Jingle dress dancing is a tradition that was given to us by the Ojibwe tribe. The Ojibwe tribe is located near the Great Lakes area.
In S2E5 of the Cozy Rainbow Podcast, Mahala Sutherland joins us to explain to us what jingle dress dancing is. Mahala is a professional jingle dress dancer from the Navajo Nation who dances at powwows all around the country. She was introduced into the powwow circuit by one of her Ojibwe friends. Mahala was the first-ever indigenous person to win homecoming royalty at Southern Utah University. Southern Utah University has a land acknowledgement where they state their honor of the Paiute tribe, whose land their university is on.
Jingle dress dancing is a series of intricate footwork. The style of dress was said to have come to fruition in an Ojibwe man’s dream one night as a solution to help his sick granddaughter. The Ojibwe’s man wife sewed the dress that came to him in his dream. The sick granddaughter was able to walk and even dance along again in the story.
The story of jingle dress dancing can vary from person to person or family to family, since it is an oral tradition. Oral tradition means that the story is passed down just by telling it to the different generations. Kind of like a game of telephone, but within an entire culture about a sacred story.
Mahala always dreamed of being a Native American dancer, but never did until she went to college. Ms. Sutherland is a great example of how it is never too late to make your dreams come true! Now she has made history as the first homecoming royalty as Southern Utah University.

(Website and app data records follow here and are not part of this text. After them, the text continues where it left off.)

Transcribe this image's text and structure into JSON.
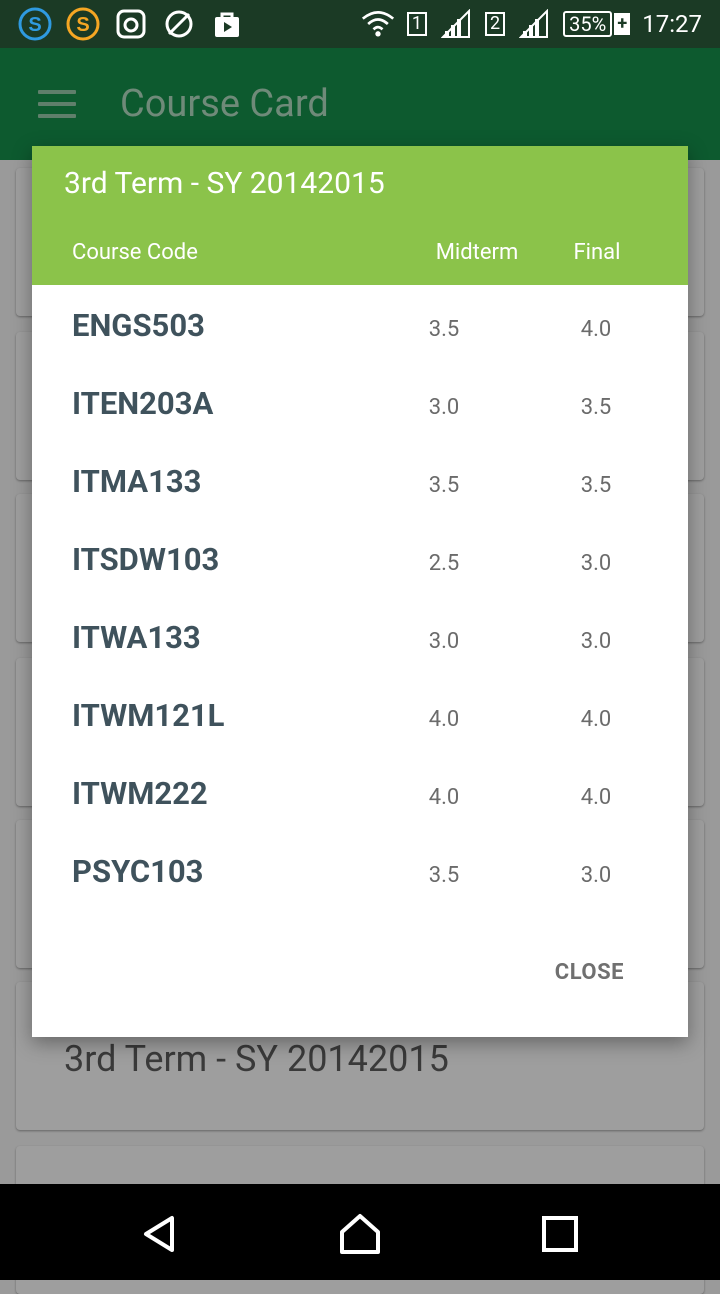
{
  "status_bar": {
    "time": "17:27",
    "battery": "35%",
    "sim1": "1",
    "sim2": "2",
    "icons": [
      "skype-icon",
      "s-app-icon",
      "instagram-icon",
      "vpn-globe-icon",
      "bag-icon",
      "wifi-icon",
      "signal-icon",
      "battery-icon"
    ]
  },
  "app_bar": {
    "title": "Course Card",
    "menu_icon": "hamburger-menu-icon"
  },
  "background": {
    "term_label": "3rd Term - SY 20142015"
  },
  "dialog": {
    "title": "3rd Term - SY 20142015",
    "columns": {
      "code": "Course Code",
      "midterm": "Midterm",
      "final": "Final"
    },
    "rows": [
      {
        "code": "ENGS503",
        "midterm": "3.5",
        "final": "4.0"
      },
      {
        "code": "ITEN203A",
        "midterm": "3.0",
        "final": "3.5"
      },
      {
        "code": "ITMA133",
        "midterm": "3.5",
        "final": "3.5"
      },
      {
        "code": "ITSDW103",
        "midterm": "2.5",
        "final": "3.0"
      },
      {
        "code": "ITWA133",
        "midterm": "3.0",
        "final": "3.0"
      },
      {
        "code": "ITWM121L",
        "midterm": "4.0",
        "final": "4.0"
      },
      {
        "code": "ITWM222",
        "midterm": "4.0",
        "final": "4.0"
      },
      {
        "code": "PSYC103",
        "midterm": "3.5",
        "final": "3.0"
      }
    ],
    "close_label": "CLOSE"
  },
  "colors": {
    "header_green": "#8bc34a",
    "appbar_green": "#0d5a2f",
    "statusbar": "#1b3a25"
  },
  "nav_bar": {
    "icons": [
      "back-icon",
      "home-icon",
      "recents-icon"
    ]
  }
}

Jingle dress dances usually have 365 metal cones that “jingle” while the dress is shaking. The sound of the cones is meant to represent raindrops on a tin roof. An extra secret cone is hidden in the dress, where only the maker of the dress and the dancer knows where the secret cone is. The extra cone is meant to represent the leap year. The dresses can be heavy and dancing in them is quite a workout!